> **Brief**
Count each line below that has "label" anywhere in it. Answer with the total alone.

==*==

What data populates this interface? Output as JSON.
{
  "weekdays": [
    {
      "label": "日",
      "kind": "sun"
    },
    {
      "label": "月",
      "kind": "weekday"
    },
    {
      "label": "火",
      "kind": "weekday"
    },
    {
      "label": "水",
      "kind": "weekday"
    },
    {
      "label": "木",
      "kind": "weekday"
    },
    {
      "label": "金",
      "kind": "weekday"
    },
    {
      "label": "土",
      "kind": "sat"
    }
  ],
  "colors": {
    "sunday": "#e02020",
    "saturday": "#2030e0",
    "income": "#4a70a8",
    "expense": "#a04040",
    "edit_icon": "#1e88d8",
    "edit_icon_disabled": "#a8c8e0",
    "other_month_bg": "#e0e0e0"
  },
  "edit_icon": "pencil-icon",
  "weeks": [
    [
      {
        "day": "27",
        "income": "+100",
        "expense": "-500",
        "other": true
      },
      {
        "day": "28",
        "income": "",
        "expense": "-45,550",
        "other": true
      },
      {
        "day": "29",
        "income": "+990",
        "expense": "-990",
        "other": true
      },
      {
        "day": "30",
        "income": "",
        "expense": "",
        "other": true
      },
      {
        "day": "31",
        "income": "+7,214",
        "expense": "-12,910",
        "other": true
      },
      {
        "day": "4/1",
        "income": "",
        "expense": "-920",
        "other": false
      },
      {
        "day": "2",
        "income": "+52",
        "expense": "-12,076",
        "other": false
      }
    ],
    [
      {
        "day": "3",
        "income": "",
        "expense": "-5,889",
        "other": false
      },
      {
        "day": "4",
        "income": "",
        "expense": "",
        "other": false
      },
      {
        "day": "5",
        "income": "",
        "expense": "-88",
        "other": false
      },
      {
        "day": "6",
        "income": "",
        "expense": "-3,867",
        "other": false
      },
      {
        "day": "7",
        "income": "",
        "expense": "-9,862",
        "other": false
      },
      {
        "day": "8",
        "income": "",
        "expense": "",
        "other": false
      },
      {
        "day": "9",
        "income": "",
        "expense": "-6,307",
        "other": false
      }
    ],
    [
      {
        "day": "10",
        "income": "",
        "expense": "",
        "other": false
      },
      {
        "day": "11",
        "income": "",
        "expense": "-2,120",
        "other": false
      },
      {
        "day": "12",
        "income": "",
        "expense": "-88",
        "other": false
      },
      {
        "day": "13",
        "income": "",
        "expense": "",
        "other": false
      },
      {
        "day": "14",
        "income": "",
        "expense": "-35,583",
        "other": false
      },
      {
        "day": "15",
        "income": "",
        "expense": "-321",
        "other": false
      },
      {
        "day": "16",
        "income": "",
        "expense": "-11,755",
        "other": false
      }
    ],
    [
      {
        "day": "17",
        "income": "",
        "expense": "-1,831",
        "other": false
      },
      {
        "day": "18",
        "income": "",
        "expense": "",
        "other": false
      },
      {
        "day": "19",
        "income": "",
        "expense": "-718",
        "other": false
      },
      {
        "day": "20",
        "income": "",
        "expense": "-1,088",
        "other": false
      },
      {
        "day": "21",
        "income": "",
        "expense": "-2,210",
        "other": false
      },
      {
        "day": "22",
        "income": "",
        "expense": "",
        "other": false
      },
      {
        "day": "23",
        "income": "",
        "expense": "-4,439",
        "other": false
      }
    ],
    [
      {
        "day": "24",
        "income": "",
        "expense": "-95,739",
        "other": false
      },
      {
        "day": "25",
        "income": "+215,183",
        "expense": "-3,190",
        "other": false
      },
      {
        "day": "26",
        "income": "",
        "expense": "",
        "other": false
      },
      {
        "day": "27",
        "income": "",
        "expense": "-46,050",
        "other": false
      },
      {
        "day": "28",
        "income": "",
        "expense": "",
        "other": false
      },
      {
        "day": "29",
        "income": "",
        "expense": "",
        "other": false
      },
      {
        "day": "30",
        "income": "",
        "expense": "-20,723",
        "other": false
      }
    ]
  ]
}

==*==

> **Response to this exercise**
7